▸ **Entries provided**:
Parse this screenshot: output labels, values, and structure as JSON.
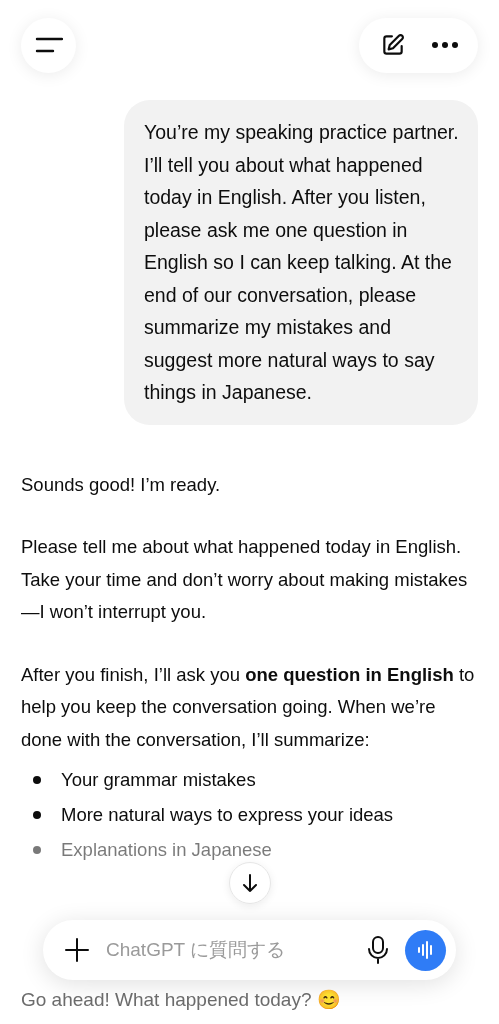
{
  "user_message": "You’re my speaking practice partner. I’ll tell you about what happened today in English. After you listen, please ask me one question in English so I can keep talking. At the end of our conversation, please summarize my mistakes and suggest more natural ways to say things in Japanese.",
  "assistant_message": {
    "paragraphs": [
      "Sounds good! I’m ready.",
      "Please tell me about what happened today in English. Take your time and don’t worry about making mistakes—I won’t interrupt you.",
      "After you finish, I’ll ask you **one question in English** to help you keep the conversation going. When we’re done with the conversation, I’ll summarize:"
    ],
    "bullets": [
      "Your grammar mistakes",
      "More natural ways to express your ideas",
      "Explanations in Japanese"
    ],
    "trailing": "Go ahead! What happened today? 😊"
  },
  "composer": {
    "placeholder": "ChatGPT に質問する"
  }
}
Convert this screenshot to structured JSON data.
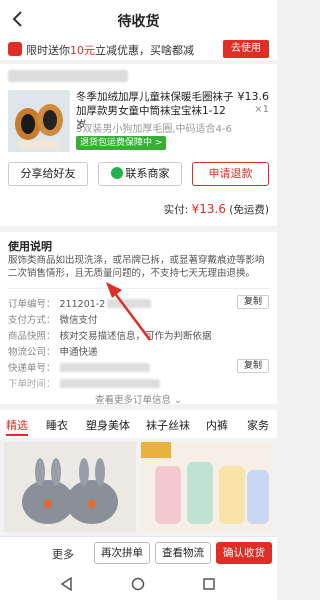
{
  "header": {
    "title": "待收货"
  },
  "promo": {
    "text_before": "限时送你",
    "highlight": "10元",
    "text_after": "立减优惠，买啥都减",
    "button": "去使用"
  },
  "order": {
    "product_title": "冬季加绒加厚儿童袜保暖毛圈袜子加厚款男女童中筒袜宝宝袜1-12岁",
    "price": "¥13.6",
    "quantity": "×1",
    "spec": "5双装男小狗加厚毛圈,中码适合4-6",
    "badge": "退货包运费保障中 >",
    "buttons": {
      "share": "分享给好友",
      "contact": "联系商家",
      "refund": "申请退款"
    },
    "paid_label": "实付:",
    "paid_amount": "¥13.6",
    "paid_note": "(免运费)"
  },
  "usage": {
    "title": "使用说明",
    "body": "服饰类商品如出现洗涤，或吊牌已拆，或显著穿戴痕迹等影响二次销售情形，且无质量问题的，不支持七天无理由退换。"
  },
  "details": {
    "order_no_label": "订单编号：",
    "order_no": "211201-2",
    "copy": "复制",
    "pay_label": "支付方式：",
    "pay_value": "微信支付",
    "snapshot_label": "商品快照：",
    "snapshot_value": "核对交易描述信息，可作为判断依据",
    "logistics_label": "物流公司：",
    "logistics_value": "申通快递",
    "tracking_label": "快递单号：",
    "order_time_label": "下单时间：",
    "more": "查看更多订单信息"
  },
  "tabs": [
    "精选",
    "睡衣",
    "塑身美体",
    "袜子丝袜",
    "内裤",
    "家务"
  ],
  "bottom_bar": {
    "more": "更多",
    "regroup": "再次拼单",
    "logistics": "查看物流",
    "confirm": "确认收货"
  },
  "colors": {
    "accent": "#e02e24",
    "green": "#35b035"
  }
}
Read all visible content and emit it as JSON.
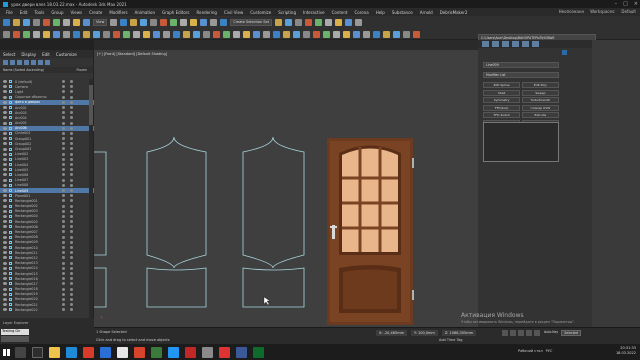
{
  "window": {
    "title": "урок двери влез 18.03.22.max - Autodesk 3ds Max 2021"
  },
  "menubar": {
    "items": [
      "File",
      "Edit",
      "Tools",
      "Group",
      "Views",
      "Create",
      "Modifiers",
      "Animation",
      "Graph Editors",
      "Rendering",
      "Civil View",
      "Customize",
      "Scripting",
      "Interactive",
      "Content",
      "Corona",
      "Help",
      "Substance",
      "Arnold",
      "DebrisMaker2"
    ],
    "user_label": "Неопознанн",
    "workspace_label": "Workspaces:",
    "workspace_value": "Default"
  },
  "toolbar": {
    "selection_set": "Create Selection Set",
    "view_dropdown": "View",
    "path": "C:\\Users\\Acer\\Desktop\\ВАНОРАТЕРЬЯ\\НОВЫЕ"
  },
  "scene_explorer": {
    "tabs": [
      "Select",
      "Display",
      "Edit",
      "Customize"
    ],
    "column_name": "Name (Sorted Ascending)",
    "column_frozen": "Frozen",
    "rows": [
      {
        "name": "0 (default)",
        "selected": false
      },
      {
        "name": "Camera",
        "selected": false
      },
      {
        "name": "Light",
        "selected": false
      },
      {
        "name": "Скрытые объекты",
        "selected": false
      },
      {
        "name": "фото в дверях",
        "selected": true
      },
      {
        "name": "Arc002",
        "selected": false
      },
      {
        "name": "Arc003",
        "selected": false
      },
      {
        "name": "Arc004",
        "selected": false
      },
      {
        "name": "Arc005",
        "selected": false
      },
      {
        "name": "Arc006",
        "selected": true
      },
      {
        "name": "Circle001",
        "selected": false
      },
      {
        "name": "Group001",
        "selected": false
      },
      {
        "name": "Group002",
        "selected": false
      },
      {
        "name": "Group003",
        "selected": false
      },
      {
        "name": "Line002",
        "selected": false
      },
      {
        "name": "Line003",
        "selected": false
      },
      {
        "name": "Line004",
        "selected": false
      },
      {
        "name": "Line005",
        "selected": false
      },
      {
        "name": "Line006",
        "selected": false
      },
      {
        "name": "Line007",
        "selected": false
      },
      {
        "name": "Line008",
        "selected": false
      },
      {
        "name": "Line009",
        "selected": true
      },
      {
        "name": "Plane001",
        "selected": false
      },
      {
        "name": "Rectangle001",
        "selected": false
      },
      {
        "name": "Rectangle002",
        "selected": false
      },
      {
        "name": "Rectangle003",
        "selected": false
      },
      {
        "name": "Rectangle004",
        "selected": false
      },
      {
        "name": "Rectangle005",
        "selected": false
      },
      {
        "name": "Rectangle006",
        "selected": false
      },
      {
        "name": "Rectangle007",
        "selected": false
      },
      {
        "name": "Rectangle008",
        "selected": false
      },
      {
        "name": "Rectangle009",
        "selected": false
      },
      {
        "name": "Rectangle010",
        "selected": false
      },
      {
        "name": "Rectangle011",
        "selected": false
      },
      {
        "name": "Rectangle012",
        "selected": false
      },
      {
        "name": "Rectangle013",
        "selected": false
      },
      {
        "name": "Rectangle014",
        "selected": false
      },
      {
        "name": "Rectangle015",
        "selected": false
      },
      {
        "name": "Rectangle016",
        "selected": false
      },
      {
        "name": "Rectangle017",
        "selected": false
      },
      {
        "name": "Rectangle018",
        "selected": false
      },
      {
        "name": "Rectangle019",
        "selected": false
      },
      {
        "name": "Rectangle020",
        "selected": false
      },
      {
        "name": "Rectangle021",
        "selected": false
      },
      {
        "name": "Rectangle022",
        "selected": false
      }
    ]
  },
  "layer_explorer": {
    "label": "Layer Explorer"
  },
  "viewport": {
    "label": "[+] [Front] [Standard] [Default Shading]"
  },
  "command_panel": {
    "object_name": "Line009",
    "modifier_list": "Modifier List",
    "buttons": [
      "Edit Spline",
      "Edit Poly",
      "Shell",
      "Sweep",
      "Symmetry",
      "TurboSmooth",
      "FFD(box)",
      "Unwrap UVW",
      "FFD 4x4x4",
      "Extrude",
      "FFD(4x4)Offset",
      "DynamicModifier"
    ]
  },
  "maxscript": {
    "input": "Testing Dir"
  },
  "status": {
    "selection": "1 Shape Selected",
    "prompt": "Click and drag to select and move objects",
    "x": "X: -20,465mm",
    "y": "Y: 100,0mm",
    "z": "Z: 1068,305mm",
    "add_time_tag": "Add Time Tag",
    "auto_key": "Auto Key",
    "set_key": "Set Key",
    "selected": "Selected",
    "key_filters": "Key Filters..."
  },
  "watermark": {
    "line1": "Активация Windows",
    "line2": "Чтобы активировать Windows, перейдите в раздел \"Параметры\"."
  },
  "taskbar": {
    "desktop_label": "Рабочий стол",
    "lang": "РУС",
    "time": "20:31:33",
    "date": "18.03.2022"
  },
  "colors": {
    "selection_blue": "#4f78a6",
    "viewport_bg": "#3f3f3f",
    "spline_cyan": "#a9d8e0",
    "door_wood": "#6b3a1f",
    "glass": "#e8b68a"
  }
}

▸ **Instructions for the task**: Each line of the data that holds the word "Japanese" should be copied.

▸ **Solution below**:
  "user_message": "You’re my speaking practice partner. I’ll tell you about what happened today in English. After you listen, please ask me one question in English so I can keep talking. At the end of our conversation, please summarize my mistakes and suggest more natural ways to say things in Japanese.",
      "Explanations in Japanese"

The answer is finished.